* [What needs to be done]:
When you write the records again, keep every line exactly as it was.

* [The records]:
>>>>

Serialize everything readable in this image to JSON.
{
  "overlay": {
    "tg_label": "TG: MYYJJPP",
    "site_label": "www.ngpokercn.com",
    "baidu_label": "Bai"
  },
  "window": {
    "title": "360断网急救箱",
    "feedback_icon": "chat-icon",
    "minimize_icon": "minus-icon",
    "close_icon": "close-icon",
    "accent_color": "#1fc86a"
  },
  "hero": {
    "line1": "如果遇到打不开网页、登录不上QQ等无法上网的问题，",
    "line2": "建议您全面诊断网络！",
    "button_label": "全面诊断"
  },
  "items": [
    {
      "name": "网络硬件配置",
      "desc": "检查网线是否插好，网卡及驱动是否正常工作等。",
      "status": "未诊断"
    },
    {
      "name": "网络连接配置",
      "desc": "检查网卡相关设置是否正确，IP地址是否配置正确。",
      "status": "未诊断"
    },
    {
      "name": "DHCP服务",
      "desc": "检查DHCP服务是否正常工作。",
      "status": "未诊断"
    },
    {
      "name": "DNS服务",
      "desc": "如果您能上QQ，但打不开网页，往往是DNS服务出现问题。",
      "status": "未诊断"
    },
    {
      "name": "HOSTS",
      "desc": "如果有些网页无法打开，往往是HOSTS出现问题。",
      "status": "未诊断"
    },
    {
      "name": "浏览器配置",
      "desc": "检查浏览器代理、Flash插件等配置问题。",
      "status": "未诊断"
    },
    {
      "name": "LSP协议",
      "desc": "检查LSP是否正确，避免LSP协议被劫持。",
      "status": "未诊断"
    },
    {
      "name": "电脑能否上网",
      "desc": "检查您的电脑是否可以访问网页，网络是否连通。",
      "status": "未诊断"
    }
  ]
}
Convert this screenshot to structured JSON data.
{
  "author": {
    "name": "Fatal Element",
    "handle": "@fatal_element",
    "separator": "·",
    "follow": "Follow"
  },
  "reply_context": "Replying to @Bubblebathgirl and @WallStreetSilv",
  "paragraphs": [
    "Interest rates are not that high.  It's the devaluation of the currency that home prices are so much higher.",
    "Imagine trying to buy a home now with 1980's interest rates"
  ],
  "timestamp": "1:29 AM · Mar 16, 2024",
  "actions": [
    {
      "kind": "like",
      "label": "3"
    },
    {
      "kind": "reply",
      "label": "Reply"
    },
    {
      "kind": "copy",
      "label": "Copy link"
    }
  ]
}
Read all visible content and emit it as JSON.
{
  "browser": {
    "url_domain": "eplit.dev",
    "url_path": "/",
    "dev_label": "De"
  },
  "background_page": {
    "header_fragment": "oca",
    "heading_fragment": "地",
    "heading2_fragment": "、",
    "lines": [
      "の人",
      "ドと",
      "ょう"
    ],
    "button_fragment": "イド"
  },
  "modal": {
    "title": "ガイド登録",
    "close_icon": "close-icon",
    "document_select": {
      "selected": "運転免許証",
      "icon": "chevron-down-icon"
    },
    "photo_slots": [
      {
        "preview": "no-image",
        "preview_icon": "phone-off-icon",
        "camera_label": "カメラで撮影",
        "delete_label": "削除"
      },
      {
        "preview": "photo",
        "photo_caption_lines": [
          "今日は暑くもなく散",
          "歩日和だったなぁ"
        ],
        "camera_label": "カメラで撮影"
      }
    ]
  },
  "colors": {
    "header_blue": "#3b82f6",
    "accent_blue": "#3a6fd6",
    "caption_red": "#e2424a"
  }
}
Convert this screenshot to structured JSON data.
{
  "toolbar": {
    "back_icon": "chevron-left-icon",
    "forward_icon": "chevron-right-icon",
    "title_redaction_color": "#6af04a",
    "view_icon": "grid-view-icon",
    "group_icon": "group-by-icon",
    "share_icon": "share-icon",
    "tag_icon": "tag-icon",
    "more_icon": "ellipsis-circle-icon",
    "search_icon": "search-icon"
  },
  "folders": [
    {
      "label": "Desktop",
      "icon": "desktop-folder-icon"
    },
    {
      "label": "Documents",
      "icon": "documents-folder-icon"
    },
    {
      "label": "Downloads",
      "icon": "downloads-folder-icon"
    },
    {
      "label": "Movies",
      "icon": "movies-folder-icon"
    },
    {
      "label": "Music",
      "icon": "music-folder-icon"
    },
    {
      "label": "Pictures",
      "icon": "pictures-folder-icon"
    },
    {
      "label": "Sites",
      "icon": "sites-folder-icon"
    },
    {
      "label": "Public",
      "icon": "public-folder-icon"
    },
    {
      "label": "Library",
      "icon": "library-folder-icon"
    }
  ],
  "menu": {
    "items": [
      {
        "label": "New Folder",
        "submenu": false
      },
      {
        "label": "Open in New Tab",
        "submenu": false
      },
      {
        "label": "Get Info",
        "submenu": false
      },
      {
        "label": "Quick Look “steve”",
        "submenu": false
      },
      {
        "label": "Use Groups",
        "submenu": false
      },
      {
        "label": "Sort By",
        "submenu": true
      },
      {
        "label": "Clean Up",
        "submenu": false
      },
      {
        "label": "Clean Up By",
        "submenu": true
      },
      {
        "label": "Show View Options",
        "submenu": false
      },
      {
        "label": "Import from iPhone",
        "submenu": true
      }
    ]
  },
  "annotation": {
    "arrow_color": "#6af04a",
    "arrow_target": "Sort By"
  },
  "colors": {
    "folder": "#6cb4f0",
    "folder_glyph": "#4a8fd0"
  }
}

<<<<

* [Task result]:
Serialize everything readable in this image to JSON.
{
  "overlay": {
    "tg_label": "TG: MYYJJPP",
    "site_label": "www.ngpokercn.com",
    "baidu_label": "Bai"
  },
  "window": {
    "title": "360断网急救箱",
    "feedback_icon": "chat-icon",
    "minimize_icon": "minus-icon",
    "close_icon": "close-icon",
    "accent_color": "#1fc86a"
  },
  "hero": {
    "line1": "如果遇到打不开网页、登录不上QQ等无法上网的问题，",
    "line2": "建议您全面诊断网络！",
    "button_label": "全面诊断"
  },
  "items": [
    {
      "name": "网络硬件配置",
      "desc": "检查网线是否插好，网卡及驱动是否正常工作等。",
      "status": "未诊断"
    },
    {
      "name": "网络连接配置",
      "desc": "检查网卡相关设置是否正确，IP地址是否配置正确。",
      "status": "未诊断"
    },
    {
      "name": "DHCP服务",
      "desc": "检查DHCP服务是否正常工作。",
      "status": "未诊断"
    },
    {
      "name": "DNS服务",
      "desc": "如果您能上QQ，但打不开网页，往往是DNS服务出现问题。",
      "status": "未诊断"
    },
    {
      "name": "HOSTS",
      "desc": "如果有些网页无法打开，往往是HOSTS出现问题。",
      "status": "未诊断"
    },
    {
      "name": "浏览器配置",
      "desc": "检查浏览器代理、Flash插件等配置问题。",
      "status": "未诊断"
    },
    {
      "name": "LSP协议",
      "desc": "检查LSP是否正确，避免LSP协议被劫持。",
      "status": "未诊断"
    },
    {
      "name": "电脑能否上网",
      "desc": "检查您的电脑是否可以访问网页，网络是否连通。",
      "status": "未诊断"
    }
  ]
}
Convert this screenshot to structured JSON data.
{
  "author": {
    "name": "Fatal Element",
    "handle": "@fatal_element",
    "separator": "·",
    "follow": "Follow"
  },
  "reply_context": "Replying to @Bubblebathgirl and @WallStreetSilv",
  "paragraphs": [
    "Interest rates are not that high.  It's the devaluation of the currency that home prices are so much higher.",
    "Imagine trying to buy a home now with 1980's interest rates"
  ],
  "timestamp": "1:29 AM · Mar 16, 2024",
  "actions": [
    {
      "kind": "like",
      "label": "3"
    },
    {
      "kind": "reply",
      "label": "Reply"
    },
    {
      "kind": "copy",
      "label": "Copy link"
    }
  ]
}
Read all visible content and emit it as JSON.
{
  "browser": {
    "url_domain": "eplit.dev",
    "url_path": "/",
    "dev_label": "De"
  },
  "background_page": {
    "header_fragment": "oca",
    "heading_fragment": "地",
    "heading2_fragment": "、",
    "lines": [
      "の人",
      "ドと",
      "ょう"
    ],
    "button_fragment": "イド"
  },
  "modal": {
    "title": "ガイド登録",
    "close_icon": "close-icon",
    "document_select": {
      "selected": "運転免許証",
      "icon": "chevron-down-icon"
    },
    "photo_slots": [
      {
        "preview": "no-image",
        "preview_icon": "phone-off-icon",
        "camera_label": "カメラで撮影",
        "delete_label": "削除"
      },
      {
        "preview": "photo",
        "photo_caption_lines": [
          "今日は暑くもなく散",
          "歩日和だったなぁ"
        ],
        "camera_label": "カメラで撮影"
      }
    ]
  },
  "colors": {
    "header_blue": "#3b82f6",
    "accent_blue": "#3a6fd6",
    "caption_red": "#e2424a"
  }
}
Convert this screenshot to structured JSON data.
{
  "toolbar": {
    "back_icon": "chevron-left-icon",
    "forward_icon": "chevron-right-icon",
    "title_redaction_color": "#6af04a",
    "view_icon": "grid-view-icon",
    "group_icon": "group-by-icon",
    "share_icon": "share-icon",
    "tag_icon": "tag-icon",
    "more_icon": "ellipsis-circle-icon",
    "search_icon": "search-icon"
  },
  "folders": [
    {
      "label": "Desktop",
      "icon": "desktop-folder-icon"
    },
    {
      "label": "Documents",
      "icon": "documents-folder-icon"
    },
    {
      "label": "Downloads",
      "icon": "downloads-folder-icon"
    },
    {
      "label": "Movies",
      "icon": "movies-folder-icon"
    },
    {
      "label": "Music",
      "icon": "music-folder-icon"
    },
    {
      "label": "Pictures",
      "icon": "pictures-folder-icon"
    },
    {
      "label": "Sites",
      "icon": "sites-folder-icon"
    },
    {
      "label": "Public",
      "icon": "public-folder-icon"
    },
    {
      "label": "Library",
      "icon": "library-folder-icon"
    }
  ],
  "menu": {
    "items": [
      {
        "label": "New Folder",
        "submenu": false
      },
      {
        "label": "Open in New Tab",
        "submenu": false
      },
      {
        "label": "Get Info",
        "submenu": false
      },
      {
        "label": "Quick Look “steve”",
        "submenu": false
      },
      {
        "label": "Use Groups",
        "submenu": false
      },
      {
        "label": "Sort By",
        "submenu": true
      },
      {
        "label": "Clean Up",
        "submenu": false
      },
      {
        "label": "Clean Up By",
        "submenu": true
      },
      {
        "label": "Show View Options",
        "submenu": false
      },
      {
        "label": "Import from iPhone",
        "submenu": true
      }
    ]
  },
  "annotation": {
    "arrow_color": "#6af04a",
    "arrow_target": "Sort By"
  },
  "colors": {
    "folder": "#6cb4f0",
    "folder_glyph": "#4a8fd0"
  }
}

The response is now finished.